The Catholic intellectual tradition is broad, and covers a wide array of academic disciplines. From the origin of universities and through their first six hundred years of existence, philosophy and theology were the central disciplines. However, with the establishment of chairs in mathematics and others in chemistry at German universities in the nineteenth century, new academic disciplines started to be acknowledged and, in the following two hundred years, the modern array of academic departments gradually emerged. Many of the topics covered in these emerging disciplines, however, had earlier been addressed in theology or philosophy, and it is from here that the Catholic intellectual tradition made important contributions and distinctions in many of the most popular undergraduate academic departments. Structured around two lead essays on Catholic anthropology and Catholic theology, this volume focuses on important religious themes and how they appear in various academic disciplines. John Piderit, Melanie Morey, and their contributors take a disciplinary approach to the Catholic intellectual tradition.
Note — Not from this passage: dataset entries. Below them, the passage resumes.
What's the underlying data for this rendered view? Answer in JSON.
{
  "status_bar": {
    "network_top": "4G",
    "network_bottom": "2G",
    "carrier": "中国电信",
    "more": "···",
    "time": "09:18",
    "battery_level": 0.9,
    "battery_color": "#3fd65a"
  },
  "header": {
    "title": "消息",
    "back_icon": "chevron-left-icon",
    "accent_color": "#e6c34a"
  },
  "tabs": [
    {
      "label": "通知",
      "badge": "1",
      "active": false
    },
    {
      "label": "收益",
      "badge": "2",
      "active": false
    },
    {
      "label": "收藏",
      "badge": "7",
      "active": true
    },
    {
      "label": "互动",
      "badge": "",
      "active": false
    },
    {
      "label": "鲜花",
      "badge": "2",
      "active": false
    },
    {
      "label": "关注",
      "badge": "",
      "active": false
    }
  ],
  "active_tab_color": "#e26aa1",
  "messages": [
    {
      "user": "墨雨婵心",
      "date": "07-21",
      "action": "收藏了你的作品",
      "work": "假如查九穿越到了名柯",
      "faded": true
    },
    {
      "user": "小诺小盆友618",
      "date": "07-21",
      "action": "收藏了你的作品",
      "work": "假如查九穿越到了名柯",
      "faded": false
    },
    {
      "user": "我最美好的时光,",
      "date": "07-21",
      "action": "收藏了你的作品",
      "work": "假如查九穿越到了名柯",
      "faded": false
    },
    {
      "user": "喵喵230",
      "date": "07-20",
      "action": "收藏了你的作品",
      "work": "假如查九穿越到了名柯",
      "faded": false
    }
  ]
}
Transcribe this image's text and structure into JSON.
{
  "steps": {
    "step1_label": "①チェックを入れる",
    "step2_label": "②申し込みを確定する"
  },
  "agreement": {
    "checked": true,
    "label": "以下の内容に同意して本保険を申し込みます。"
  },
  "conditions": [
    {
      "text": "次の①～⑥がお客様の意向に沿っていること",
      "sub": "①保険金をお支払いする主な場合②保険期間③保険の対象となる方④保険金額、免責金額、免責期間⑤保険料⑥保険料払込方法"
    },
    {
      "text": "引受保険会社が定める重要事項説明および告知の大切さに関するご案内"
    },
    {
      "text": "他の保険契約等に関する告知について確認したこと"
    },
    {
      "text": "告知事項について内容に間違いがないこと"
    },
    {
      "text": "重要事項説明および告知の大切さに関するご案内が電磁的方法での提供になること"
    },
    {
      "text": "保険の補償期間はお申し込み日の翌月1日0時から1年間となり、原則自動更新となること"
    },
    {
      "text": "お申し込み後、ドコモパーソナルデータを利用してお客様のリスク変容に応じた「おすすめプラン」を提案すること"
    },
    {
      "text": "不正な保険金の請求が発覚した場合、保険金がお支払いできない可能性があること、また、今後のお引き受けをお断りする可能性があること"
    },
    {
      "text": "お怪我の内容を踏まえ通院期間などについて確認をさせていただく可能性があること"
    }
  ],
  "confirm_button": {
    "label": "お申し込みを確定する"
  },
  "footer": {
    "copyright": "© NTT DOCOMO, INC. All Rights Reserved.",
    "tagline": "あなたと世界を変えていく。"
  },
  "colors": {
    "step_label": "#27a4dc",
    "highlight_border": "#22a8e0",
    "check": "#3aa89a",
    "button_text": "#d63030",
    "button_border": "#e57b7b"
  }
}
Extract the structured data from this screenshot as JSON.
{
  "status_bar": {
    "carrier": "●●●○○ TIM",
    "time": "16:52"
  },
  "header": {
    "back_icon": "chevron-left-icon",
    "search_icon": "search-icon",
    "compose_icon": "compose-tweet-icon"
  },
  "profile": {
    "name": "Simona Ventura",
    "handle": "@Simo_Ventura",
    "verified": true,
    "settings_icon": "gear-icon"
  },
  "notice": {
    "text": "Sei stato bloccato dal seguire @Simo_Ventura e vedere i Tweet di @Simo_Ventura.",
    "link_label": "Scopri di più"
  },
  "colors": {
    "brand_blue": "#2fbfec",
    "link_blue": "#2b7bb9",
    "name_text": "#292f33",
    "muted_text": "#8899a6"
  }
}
Each chapter focuses on one academic discipline or major that is taught at the undergraduate level in most colleges or universities; the book is primarily intended for Catholic institutions who teach undergraduates and have an interest in showing students how various topics in their disciplines are related to Christian belief and the Catholic tradition in particular.
Publisher: Oxford University Press Inc